We’d like to highlight a few defining characteristics of the 2015 Mid-Atlantic real estate market. We’ll be reviewing information coming from Realtor.org and referencing some of their helpful infographics. Check out this national infographic:
One of the most distinctive features of the Mid-Atlantic real estate market is why people are selling their homes. Nationally, Realtor.org cites that in 2015, “The most common reason for selling a home was that it was too small.” So, these are homeowners who need more living space for whatever reason. Yet, in the Mid-Atlantic the number one reason for selling a home was to find a “smaller home.” There is a downsizing trend in the Mid-Atlantic region. In the Philadelphia market, we’ve seen this trend for some time. There are baby boomers downsizing and moving into the city. Various motivations trigger these moves: a desire to live in a more walk-able setting, children moving out, et cetera. These homeowners have the equity to move into city homes with adequate space. With a median age of 57, it’s clear that the baby boomer generation is fueling this trend.

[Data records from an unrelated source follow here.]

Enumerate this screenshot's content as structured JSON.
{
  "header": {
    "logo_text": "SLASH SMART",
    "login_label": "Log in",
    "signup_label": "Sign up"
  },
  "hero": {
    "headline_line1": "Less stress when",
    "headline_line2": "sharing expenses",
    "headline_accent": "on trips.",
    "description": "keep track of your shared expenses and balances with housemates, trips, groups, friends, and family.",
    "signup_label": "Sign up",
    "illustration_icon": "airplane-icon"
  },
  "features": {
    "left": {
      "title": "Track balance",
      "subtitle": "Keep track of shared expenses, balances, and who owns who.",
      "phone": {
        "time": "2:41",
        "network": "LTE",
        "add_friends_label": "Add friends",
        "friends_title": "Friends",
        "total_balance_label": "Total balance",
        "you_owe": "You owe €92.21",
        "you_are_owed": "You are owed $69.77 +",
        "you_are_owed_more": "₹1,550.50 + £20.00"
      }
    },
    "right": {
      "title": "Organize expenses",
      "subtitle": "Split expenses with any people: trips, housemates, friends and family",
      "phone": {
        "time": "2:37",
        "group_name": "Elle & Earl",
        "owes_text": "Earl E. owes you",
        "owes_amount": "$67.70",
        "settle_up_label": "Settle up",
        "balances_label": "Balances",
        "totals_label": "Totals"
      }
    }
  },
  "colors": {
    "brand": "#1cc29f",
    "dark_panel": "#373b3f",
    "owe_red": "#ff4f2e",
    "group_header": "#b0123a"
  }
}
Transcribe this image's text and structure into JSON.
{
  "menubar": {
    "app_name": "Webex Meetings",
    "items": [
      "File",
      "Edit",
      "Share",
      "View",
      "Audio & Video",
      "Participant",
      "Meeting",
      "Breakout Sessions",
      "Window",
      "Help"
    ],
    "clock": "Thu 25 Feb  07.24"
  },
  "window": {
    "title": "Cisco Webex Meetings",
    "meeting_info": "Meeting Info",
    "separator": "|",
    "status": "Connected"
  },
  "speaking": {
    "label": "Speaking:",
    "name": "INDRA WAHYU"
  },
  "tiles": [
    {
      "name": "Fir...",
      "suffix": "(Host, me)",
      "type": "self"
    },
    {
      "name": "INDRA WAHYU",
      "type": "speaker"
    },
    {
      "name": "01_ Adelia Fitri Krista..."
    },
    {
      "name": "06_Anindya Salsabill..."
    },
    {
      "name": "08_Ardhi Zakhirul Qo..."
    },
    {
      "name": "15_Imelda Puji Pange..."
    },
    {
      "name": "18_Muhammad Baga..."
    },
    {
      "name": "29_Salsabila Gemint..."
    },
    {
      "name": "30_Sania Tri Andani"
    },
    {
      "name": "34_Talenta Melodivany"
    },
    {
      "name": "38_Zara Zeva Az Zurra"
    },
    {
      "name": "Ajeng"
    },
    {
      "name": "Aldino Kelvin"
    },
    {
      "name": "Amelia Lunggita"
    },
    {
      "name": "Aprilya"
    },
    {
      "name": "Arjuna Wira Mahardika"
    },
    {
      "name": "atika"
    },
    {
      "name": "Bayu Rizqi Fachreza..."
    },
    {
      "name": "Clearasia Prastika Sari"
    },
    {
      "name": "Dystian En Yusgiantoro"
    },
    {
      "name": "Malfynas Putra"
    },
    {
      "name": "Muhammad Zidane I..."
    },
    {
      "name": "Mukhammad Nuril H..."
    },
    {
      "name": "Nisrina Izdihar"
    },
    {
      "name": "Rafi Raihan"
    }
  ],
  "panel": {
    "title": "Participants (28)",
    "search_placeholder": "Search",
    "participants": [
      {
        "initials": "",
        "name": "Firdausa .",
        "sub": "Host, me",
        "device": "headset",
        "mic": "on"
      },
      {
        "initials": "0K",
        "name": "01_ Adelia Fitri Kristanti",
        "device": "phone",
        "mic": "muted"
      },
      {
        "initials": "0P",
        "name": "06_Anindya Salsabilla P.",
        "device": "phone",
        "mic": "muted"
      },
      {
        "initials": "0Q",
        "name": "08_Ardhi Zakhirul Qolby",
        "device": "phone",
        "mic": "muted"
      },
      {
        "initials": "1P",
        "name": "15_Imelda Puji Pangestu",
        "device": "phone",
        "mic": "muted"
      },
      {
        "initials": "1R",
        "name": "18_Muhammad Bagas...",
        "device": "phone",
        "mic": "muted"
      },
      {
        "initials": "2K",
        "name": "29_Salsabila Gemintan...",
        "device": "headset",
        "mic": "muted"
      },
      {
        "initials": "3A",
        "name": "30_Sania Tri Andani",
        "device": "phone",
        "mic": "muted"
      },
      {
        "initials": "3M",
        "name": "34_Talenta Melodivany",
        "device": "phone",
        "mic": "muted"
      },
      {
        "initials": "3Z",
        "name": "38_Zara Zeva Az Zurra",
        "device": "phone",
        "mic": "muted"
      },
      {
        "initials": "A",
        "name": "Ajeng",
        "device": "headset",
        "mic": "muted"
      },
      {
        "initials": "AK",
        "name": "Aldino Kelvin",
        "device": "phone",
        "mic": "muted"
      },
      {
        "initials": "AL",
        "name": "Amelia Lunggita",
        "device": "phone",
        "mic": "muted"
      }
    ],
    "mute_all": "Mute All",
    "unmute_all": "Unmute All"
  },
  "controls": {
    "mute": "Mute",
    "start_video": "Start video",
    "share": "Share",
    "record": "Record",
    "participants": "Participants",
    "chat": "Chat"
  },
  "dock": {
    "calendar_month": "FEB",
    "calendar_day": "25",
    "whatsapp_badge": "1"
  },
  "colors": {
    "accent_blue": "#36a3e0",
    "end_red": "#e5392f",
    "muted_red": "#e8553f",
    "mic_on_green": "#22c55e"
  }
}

Mid-Atlantic buyers are motivated for the same reasons as others around the country: the desire to own. 35% of respondents cited the desire to own a home as the reason to purchase a home. In fact, the number one reason to purchase a home was the desire to own in all regions surveyed. There was one interesting figure regarding first-time buyers. 43% of Mid-Atlantic buyers were first-time buyers versus 32% nationally. Though the data includes New York City, this trend may be fueled by comparatively affordable homes in Philadelphia.
Millennials are the newest generation to enter the real estate market. With an average purchasing age of 29, many are curious as to how this tech-savvy generation will affect the market. Realtor.org points out that,
So even though Millennials are using the internet (think Zillow, Trulia and Realtor.com) to find their home, when it comes to purchasing they are relying, more than ever, on agents to navigate them through the process.
There is a conception that Mid-Atlantic Millennials will want to move into more urban areas, though an article from George Mason University cites that, “It is possible that we may be over-estimating Millennial urbanity. When the Demand Institute asked Millennials where they would prefer to live next, 48% said suburbs and 38% said urban locations.” So perhaps this assumption that all millennials will be picking up and moving to the city is not completely true.
What is significant about millennial trends is that while tech savvy, they are not necessarily predictable. With employment fluidity, economic strains and other lifestyle factors, it is no surprise that many Millennials are still renting.